Jack picked up on my flinch. Stepping back—and slipping his dick out of my mouth in the process—he exclaimed, “Oh, for heaven’s sake! It’s really distracting you, isn’t it?”

I sat back on my heels and pouted. “I’m sorry, Sir! I can’t not hear. If I could switch my ears off, trust me, I would.”

Jack’s expression softened. “Hey, it’s okay. It’s not your fault. It’s just… kinda ruining what we’ve got going on here.”

I bit my lip. “Yeah, I know. But what are we supposed to do about it?”

*****

Bio

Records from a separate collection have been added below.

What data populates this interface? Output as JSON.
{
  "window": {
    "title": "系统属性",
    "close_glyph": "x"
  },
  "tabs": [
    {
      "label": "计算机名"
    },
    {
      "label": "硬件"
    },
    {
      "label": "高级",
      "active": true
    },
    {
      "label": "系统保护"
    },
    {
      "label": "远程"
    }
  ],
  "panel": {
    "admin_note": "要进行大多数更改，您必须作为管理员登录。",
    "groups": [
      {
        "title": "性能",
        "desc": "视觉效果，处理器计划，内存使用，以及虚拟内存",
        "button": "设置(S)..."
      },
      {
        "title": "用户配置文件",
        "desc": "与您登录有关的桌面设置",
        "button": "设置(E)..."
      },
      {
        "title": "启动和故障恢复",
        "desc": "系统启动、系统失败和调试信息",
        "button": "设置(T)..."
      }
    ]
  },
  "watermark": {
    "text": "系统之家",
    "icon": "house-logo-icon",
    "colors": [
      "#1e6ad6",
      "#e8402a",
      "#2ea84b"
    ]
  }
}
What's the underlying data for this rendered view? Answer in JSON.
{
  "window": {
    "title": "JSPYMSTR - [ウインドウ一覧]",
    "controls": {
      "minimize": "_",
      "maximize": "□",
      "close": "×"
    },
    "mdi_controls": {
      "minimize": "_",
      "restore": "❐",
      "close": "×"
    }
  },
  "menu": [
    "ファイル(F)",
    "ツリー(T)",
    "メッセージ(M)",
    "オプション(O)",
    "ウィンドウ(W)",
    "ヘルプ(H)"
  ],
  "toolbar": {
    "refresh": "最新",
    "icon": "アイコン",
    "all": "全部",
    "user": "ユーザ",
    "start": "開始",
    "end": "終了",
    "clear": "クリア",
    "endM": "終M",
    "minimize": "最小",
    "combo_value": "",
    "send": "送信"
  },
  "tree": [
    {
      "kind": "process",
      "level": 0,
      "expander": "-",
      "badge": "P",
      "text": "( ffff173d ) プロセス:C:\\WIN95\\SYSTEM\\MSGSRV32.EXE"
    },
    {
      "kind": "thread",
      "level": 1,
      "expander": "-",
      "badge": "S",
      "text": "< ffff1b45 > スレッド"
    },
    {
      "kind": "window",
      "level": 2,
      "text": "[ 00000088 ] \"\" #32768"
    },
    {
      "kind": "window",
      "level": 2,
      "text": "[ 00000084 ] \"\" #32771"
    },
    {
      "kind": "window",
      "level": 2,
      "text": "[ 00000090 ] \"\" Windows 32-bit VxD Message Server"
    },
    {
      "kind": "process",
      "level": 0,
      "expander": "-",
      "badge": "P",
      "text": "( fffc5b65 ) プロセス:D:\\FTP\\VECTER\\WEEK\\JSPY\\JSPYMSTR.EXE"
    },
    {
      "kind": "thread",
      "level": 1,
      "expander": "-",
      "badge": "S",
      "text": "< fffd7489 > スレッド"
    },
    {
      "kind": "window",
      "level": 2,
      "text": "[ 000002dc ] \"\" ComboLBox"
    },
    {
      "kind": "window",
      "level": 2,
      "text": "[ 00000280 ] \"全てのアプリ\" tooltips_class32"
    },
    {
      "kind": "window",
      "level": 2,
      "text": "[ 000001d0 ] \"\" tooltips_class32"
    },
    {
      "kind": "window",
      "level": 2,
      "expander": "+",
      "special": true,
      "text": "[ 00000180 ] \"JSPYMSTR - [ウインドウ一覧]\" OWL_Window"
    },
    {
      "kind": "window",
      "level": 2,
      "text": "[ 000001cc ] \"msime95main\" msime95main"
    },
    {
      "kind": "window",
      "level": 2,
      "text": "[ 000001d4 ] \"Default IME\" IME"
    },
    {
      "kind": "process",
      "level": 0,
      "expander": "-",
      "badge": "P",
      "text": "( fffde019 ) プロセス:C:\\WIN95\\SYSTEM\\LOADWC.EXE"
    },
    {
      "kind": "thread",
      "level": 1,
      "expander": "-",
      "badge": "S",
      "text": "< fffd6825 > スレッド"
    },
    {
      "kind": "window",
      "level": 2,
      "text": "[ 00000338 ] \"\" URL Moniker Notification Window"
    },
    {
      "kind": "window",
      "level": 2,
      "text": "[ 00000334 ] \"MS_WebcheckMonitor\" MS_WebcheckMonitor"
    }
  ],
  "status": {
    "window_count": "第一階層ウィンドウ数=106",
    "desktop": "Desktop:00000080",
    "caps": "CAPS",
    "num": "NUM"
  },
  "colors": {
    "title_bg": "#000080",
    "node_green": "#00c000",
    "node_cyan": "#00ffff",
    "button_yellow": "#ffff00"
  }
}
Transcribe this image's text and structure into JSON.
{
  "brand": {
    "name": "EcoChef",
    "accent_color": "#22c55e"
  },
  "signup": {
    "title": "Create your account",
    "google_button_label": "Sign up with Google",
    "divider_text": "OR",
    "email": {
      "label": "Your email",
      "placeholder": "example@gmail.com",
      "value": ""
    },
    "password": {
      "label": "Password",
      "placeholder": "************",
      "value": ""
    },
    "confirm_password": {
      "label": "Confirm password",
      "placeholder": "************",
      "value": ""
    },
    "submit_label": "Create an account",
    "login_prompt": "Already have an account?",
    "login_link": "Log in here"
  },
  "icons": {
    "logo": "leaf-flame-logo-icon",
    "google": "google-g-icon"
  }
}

Lucy Felthouse is the award-winning author of erotic romance novels Stately Pleasures (named in the top 5 of Cliterati.co.uk’s 100 Modern Erotic Classics That You’ve Never Heard Of, and an Amazon bestseller), Eyes Wide Open (winner of the Love Romances Café’s Best Ménage Book 2015 award, and an Amazon bestseller), The Persecution of the Wolves, Hiding in Plain Sight and The Heiress’s Harem series. Including novels, short stories and novellas, she has over 170 publications to her name. Find out more about her writing at http://lucyfelthouse.co.uk, or on Twitter or Facebook. Join her Facebook group for exclusive cover reveals, sneak peeks and more! Sign up for automatic updates on Amazon or BookBub. Subscribe to her newsletter here: http://www.subscribepage.com/lfnewsletter

 

Release blitz organised by Writer Marketing Services.

 

A Tribute to My Sister

 

My beautiful sister passed away suddenly on the first of December. I am heartbroken, but I doubt if anyone could claim more rich and wonderful memories that I can with my sister. She was my best friend, my confidant, and my partner in adventure. I have no words for the crater her absence leaves in my life, but wow! What a friend she was, and how glad I am that I had such a sister and such a friend. The post below is our last adventure together, which I shared only a few months ago, but it seems right to share it again because I treasure it.

 

While my husband and I were in Oregon for the memorial service and to help clear her things, we ate some of these wonderful huckleberries, jam-packed with laughter and joy, every morning for breakfast in our oatmeal. There are a million memories of her I wish I could share, but this was quintessential Nancy, and I wanted to share it with you all once again.

 

A Berry Yummy Time

Huckleberry picking with my sister in Oregon. I’ve wanted to do it forever, but could never seem to manage my visit to coincide with the elusive fruit in season. Finally I managed! And the experience did not disappoint. The only disappointment was that we didn’t get to camp while we picked.

 

 

Official picking tools: a plastic ice cream bucket clipped onto a belt to free up both hands for the yummy, but backbreaking, task at hand.

 

 

The delightful fruits of our labours are the wild cousin to the blueberry, smaller and much more tart, tiny round packets of tastebud titillation.

 

 

In the UK, they are closely related to bleaberries and bilberries. We picked three days and over that time managed nearly three gallons of berries. LOTS of work.

 

 

But time spent in the sunshine on the wild flank of Mount Hood is SO worth the effort.

 

 

And yes, it was sunny, though from the distance where I’d taken this photo, the clouds hadn’t cleared yet. This is a little closer to our destination.

 

 

Oh, and did I mention lunches at one of the best cafes in the world?

 

 

We seldom picked later than three in the afternoon.

 

 

By that time the back was not caring at all about the belly’s greed, and of course we ate almost as many as we picked. Well, in the beginning at least.

 

 

I had to pick frantically to keep up with my sister who is an expert at the job. She always managed more than I did, even with her ‘one for the bucket, one for the mouth’ technique.

 

 

And then there was clean-up before we headed home. The remnants of huckleberry stains from three days of picking were still with me when I got on the plane back to the UK.

 

 

At home, the berries had to be cleaned and bagged, then put in the freezer.

 

 

All this happened while we laughed and chatted about the wonderful day we’d had.

 

 

BUT! We always made sure we’d left plenty out for the best part of the day, the reward at the end …

 

 

Homemade huckleberry pancakes for dinner!

 

 

 

Nancy Thomas, my dearest sister, you will be missed.

 
© 2018 K D Grace
The Romance Reviews

Site created and maintained by Writer Marketing Services | Sitemap